The 1,000-ton, 87-meter-long ship is designed to be manned by a crew of 32 sailors although, for the deployment, seven additional sailors have been added to handle increased watch standing needs. The OPV is carrying six Marines for use in maritime inspection boarding parties, along with a four-person aviation detachment to tend to the small Schiebel S-100 Camcopter UAV.
Although on display on the flight deck for NavDex visitors, the tiny UAV was barely noticeable.
“It’s perfect for us,” said Lt. Cmdr. Charles-Eric Canonne, the ship’s executive officer. “It’s small and light, and easy to handle.”
Bailly, while expressing confidence in the ship’s ability to carry out constabulary missions and operate on the high seas, acknowledged his chief concern is crew fatigue, should operations prove too intense.
“If we’re boarding one ship a day, it’s no problem,” he said. “But if we’re doing three a day, for several days, that could become an issue.
“But we’ll see. It’s experimental; that’s why we’re here.”

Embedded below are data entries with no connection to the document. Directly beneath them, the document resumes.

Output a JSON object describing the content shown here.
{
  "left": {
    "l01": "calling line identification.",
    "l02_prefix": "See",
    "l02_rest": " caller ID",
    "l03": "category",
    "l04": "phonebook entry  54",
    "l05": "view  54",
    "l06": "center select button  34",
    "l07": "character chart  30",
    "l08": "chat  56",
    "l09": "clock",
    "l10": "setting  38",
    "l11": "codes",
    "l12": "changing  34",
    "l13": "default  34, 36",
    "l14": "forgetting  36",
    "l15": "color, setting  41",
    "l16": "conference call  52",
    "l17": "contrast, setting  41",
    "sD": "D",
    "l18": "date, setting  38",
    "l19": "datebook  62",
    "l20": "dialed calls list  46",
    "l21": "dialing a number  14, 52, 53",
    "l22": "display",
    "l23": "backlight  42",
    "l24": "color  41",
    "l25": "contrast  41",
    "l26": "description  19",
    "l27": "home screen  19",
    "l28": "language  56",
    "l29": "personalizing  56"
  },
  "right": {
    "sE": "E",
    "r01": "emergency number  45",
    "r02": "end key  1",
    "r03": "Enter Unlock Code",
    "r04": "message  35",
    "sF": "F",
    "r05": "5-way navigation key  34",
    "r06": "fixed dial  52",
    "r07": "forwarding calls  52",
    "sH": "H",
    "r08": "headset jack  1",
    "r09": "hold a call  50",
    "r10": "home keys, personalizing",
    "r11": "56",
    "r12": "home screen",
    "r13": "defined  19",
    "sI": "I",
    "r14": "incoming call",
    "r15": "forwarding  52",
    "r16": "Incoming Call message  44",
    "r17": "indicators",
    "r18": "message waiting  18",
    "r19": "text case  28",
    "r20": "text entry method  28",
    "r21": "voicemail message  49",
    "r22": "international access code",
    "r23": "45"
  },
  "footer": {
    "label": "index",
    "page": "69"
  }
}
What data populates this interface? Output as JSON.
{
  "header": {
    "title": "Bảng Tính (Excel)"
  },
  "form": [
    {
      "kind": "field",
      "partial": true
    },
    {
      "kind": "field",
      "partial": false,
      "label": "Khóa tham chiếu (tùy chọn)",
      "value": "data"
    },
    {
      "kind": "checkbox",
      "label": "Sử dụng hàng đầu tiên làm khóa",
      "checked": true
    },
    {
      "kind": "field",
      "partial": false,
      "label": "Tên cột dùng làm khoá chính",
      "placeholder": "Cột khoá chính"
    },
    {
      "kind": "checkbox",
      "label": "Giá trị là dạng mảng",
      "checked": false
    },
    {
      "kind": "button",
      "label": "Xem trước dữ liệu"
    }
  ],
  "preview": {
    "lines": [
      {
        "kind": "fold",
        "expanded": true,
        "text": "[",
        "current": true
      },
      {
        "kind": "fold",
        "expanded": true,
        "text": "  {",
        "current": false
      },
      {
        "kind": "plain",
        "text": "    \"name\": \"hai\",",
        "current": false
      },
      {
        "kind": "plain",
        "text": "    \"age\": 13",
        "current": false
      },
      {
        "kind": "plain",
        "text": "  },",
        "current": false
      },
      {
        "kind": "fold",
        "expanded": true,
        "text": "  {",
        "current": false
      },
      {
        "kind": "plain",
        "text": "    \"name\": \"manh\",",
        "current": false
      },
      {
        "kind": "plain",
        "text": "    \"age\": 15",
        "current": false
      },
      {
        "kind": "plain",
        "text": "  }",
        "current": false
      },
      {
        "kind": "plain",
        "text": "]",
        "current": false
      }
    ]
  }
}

The L’Adroit’s Gowind design provides a very high command view from the bridge level, four decks above the main weather deck. Large windows provide a 360-degree panoramic view, and a walkway circles the entire pilothouse.
The ship’s combat information center is located behind the bridge, and behind that, to starboard, is the flight control center overlooking the flight deck. Small-boat launch-and-recovery operations from the twin stern ramps also are visible from the bridge.
A large space directly below the bridge is used as a demonstration center for various systems, and the crew, Canonne said, is increasingly using the space for communications and to set up laptop computers.
The hangar can accommodate a small, 5-ton helicopter, Canonne said, while the flight deck can take a 10-ton helo.
The side-by-side launch ramps in the stern are not covered over, but DCNS points out the Gowind is the only current design able to simultaneously launch and recover two rigid-hull inflatable boats (RHIBs).
Unlike other recovery systems where a RHIB charges up the ramp and crew members secure a rope around a hook, the L’Adroit trails a rope which the RHIB crew picks up in the water and attaches to their craft, which is hauled up the ramp by a winch.
The ramps normally are configured to operate 9.35-meter and 7.8-meter RHIBs, but, Canonne said, boats up to 11 meters long can be accommodated.
Dedicated spaces just forward of the ramps and below the flight deck allow special operations forces to gather and stow weapons and gear close to the boats, and a special changing room is provided.
The L’Adroit is fitted with 59 berths, and, unusual in a modern naval ship, the hull is pierced with five portholes a side, most in the mess spaces.
“I like them,” Bailly proudly declared. “It’s good. We’re not exactly a warship,” he noted.
A number of commercial-standard design features, rather than heavier and more expensive naval fittings, are evident. The relatively light hatches aren’t spring-loaded, meaning some fitted at an angle need more muscle power to open or will slam shut if one isn’t careful, and steep naval ladders are replaced by more conventional stairwells.
“You make compromises, that’s clear,” Canonne said.
A Gowind Success
DCNS has yet to find a paying customer for the Gowind OPV represented by the L’Adroit. But a larger, 2,000-ton “Gowind Combat Corvette” version was chosen in late 2011 by Malaysia for that country’s littoral combat ship program.
A source at the NavDex show said contract negotiations between DCNS and the Malaysian Navy to build six of the ships were in the “final stages,” with agreement expected soon.